• _ACTION ITEM_
This exercise calls for all the entries that follow to be set down exactly, without their images.

• _INFORMATION GIVEN_
[Start of Attachment]

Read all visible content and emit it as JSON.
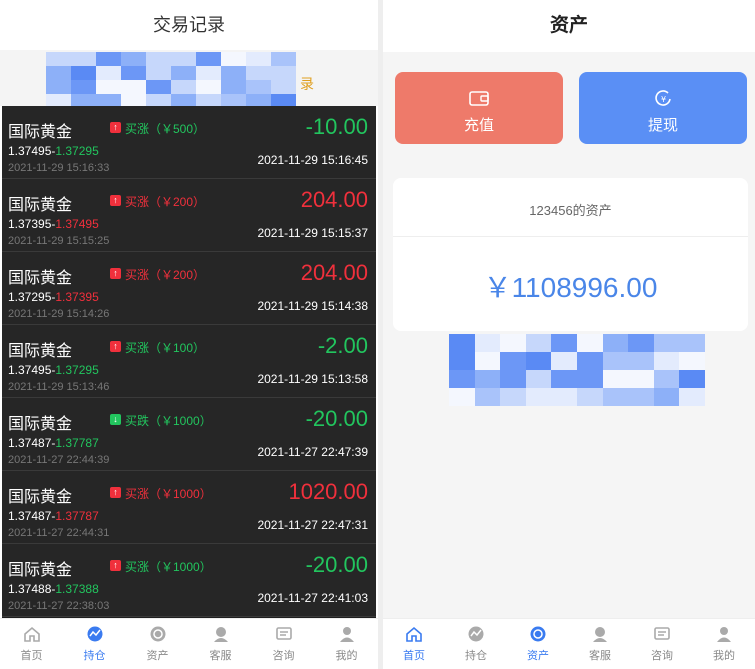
{
  "left": {
    "title": "交易记录",
    "subtab_right": "录",
    "trades": [
      {
        "name": "国际黄金",
        "direction": "up",
        "dir_label": "买涨（￥500）",
        "dir_color": "green",
        "profit": "-10.00",
        "profit_color": "green",
        "open_price": "1.37495-",
        "close_price": "1.37295",
        "close_color": "green",
        "open_time": "2021-11-29 15:16:33",
        "close_time": "2021-11-29 15:16:45"
      },
      {
        "name": "国际黄金",
        "direction": "up",
        "dir_label": "买涨（￥200）",
        "dir_color": "red",
        "profit": "204.00",
        "profit_color": "red",
        "open_price": "1.37395-",
        "close_price": "1.37495",
        "close_color": "red",
        "open_time": "2021-11-29 15:15:25",
        "close_time": "2021-11-29 15:15:37"
      },
      {
        "name": "国际黄金",
        "direction": "up",
        "dir_label": "买涨（￥200）",
        "dir_color": "red",
        "profit": "204.00",
        "profit_color": "red",
        "open_price": "1.37295-",
        "close_price": "1.37395",
        "close_color": "red",
        "open_time": "2021-11-29 15:14:26",
        "close_time": "2021-11-29 15:14:38"
      },
      {
        "name": "国际黄金",
        "direction": "up",
        "dir_label": "买涨（￥100）",
        "dir_color": "green",
        "profit": "-2.00",
        "profit_color": "green",
        "open_price": "1.37495-",
        "close_price": "1.37295",
        "close_color": "green",
        "open_time": "2021-11-29 15:13:46",
        "close_time": "2021-11-29 15:13:58"
      },
      {
        "name": "国际黄金",
        "direction": "down",
        "dir_label": "买跌（￥1000）",
        "dir_color": "green",
        "profit": "-20.00",
        "profit_color": "green",
        "open_price": "1.37487-",
        "close_price": "1.37787",
        "close_color": "green",
        "open_time": "2021-11-27 22:44:39",
        "close_time": "2021-11-27 22:47:39"
      },
      {
        "name": "国际黄金",
        "direction": "up",
        "dir_label": "买涨（￥1000）",
        "dir_color": "red",
        "profit": "1020.00",
        "profit_color": "red",
        "open_price": "1.37487-",
        "close_price": "1.37787",
        "close_color": "red",
        "open_time": "2021-11-27 22:44:31",
        "close_time": "2021-11-27 22:47:31"
      },
      {
        "name": "国际黄金",
        "direction": "up",
        "dir_label": "买涨（￥1000）",
        "dir_color": "green",
        "profit": "-20.00",
        "profit_color": "green",
        "open_price": "1.37488-",
        "close_price": "1.37388",
        "close_color": "green",
        "open_time": "2021-11-27 22:38:03",
        "close_time": "2021-11-27 22:41:03"
      }
    ],
    "nav": [
      {
        "label": "首页",
        "icon": "home-icon",
        "active": false
      },
      {
        "label": "持仓",
        "icon": "chart-icon",
        "active": true
      },
      {
        "label": "资产",
        "icon": "asset-icon",
        "active": false
      },
      {
        "label": "客服",
        "icon": "service-icon",
        "active": false
      },
      {
        "label": "咨询",
        "icon": "message-icon",
        "active": false
      },
      {
        "label": "我的",
        "icon": "user-icon",
        "active": false
      }
    ]
  },
  "right": {
    "title": "资产",
    "recharge_label": "充值",
    "withdraw_label": "提现",
    "owner": "123456的资产",
    "amount": "￥1108996.00",
    "nav": [
      {
        "label": "首页",
        "icon": "home-icon",
        "active": true
      },
      {
        "label": "持仓",
        "icon": "chart-icon",
        "active": false
      },
      {
        "label": "资产",
        "icon": "asset-icon",
        "active": true
      },
      {
        "label": "客服",
        "icon": "service-icon",
        "active": false
      },
      {
        "label": "咨询",
        "icon": "message-icon",
        "active": false
      },
      {
        "label": "我的",
        "icon": "user-icon",
        "active": false
      }
    ]
  },
  "colors": {
    "green": "#22c55e",
    "red": "#f0303c",
    "blue": "#4a86e8",
    "nav_active": "#3a7bf0"
  }
}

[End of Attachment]

• _RESPONSE BELOW_
Read all visible content and emit it as JSON.
{
  "left": {
    "title": "交易记录",
    "subtab_right": "录",
    "trades": [
      {
        "name": "国际黄金",
        "direction": "up",
        "dir_label": "买涨（￥500）",
        "dir_color": "green",
        "profit": "-10.00",
        "profit_color": "green",
        "open_price": "1.37495-",
        "close_price": "1.37295",
        "close_color": "green",
        "open_time": "2021-11-29 15:16:33",
        "close_time": "2021-11-29 15:16:45"
      },
      {
        "name": "国际黄金",
        "direction": "up",
        "dir_label": "买涨（￥200）",
        "dir_color": "red",
        "profit": "204.00",
        "profit_color": "red",
        "open_price": "1.37395-",
        "close_price": "1.37495",
        "close_color": "red",
        "open_time": "2021-11-29 15:15:25",
        "close_time": "2021-11-29 15:15:37"
      },
      {
        "name": "国际黄金",
        "direction": "up",
        "dir_label": "买涨（￥200）",
        "dir_color": "red",
        "profit": "204.00",
        "profit_color": "red",
        "open_price": "1.37295-",
        "close_price": "1.37395",
        "close_color": "red",
        "open_time": "2021-11-29 15:14:26",
        "close_time": "2021-11-29 15:14:38"
      },
      {
        "name": "国际黄金",
        "direction": "up",
        "dir_label": "买涨（￥100）",
        "dir_color": "green",
        "profit": "-2.00",
        "profit_color": "green",
        "open_price": "1.37495-",
        "close_price": "1.37295",
        "close_color": "green",
        "open_time": "2021-11-29 15:13:46",
        "close_time": "2021-11-29 15:13:58"
      },
      {
        "name": "国际黄金",
        "direction": "down",
        "dir_label": "买跌（￥1000）",
        "dir_color": "green",
        "profit": "-20.00",
        "profit_color": "green",
        "open_price": "1.37487-",
        "close_price": "1.37787",
        "close_color": "green",
        "open_time": "2021-11-27 22:44:39",
        "close_time": "2021-11-27 22:47:39"
      },
      {
        "name": "国际黄金",
        "direction": "up",
        "dir_label": "买涨（￥1000）",
        "dir_color": "red",
        "profit": "1020.00",
        "profit_color": "red",
        "open_price": "1.37487-",
        "close_price": "1.37787",
        "close_color": "red",
        "open_time": "2021-11-27 22:44:31",
        "close_time": "2021-11-27 22:47:31"
      },
      {
        "name": "国际黄金",
        "direction": "up",
        "dir_label": "买涨（￥1000）",
        "dir_color": "green",
        "profit": "-20.00",
        "profit_color": "green",
        "open_price": "1.37488-",
        "close_price": "1.37388",
        "close_color": "green",
        "open_time": "2021-11-27 22:38:03",
        "close_time": "2021-11-27 22:41:03"
      }
    ],
    "nav": [
      {
        "label": "首页",
        "icon": "home-icon",
        "active": false
      },
      {
        "label": "持仓",
        "icon": "chart-icon",
        "active": true
      },
      {
        "label": "资产",
        "icon": "asset-icon",
        "active": false
      },
      {
        "label": "客服",
        "icon": "service-icon",
        "active": false
      },
      {
        "label": "咨询",
        "icon": "message-icon",
        "active": false
      },
      {
        "label": "我的",
        "icon": "user-icon",
        "active": false
      }
    ]
  },
  "right": {
    "title": "资产",
    "recharge_label": "充值",
    "withdraw_label": "提现",
    "owner": "123456的资产",
    "amount": "￥1108996.00",
    "nav": [
      {
        "label": "首页",
        "icon": "home-icon",
        "active": true
      },
      {
        "label": "持仓",
        "icon": "chart-icon",
        "active": false
      },
      {
        "label": "资产",
        "icon": "asset-icon",
        "active": true
      },
      {
        "label": "客服",
        "icon": "service-icon",
        "active": false
      },
      {
        "label": "咨询",
        "icon": "message-icon",
        "active": false
      },
      {
        "label": "我的",
        "icon": "user-icon",
        "active": false
      }
    ]
  },
  "colors": {
    "green": "#22c55e",
    "red": "#f0303c",
    "blue": "#4a86e8",
    "nav_active": "#3a7bf0"
  }
}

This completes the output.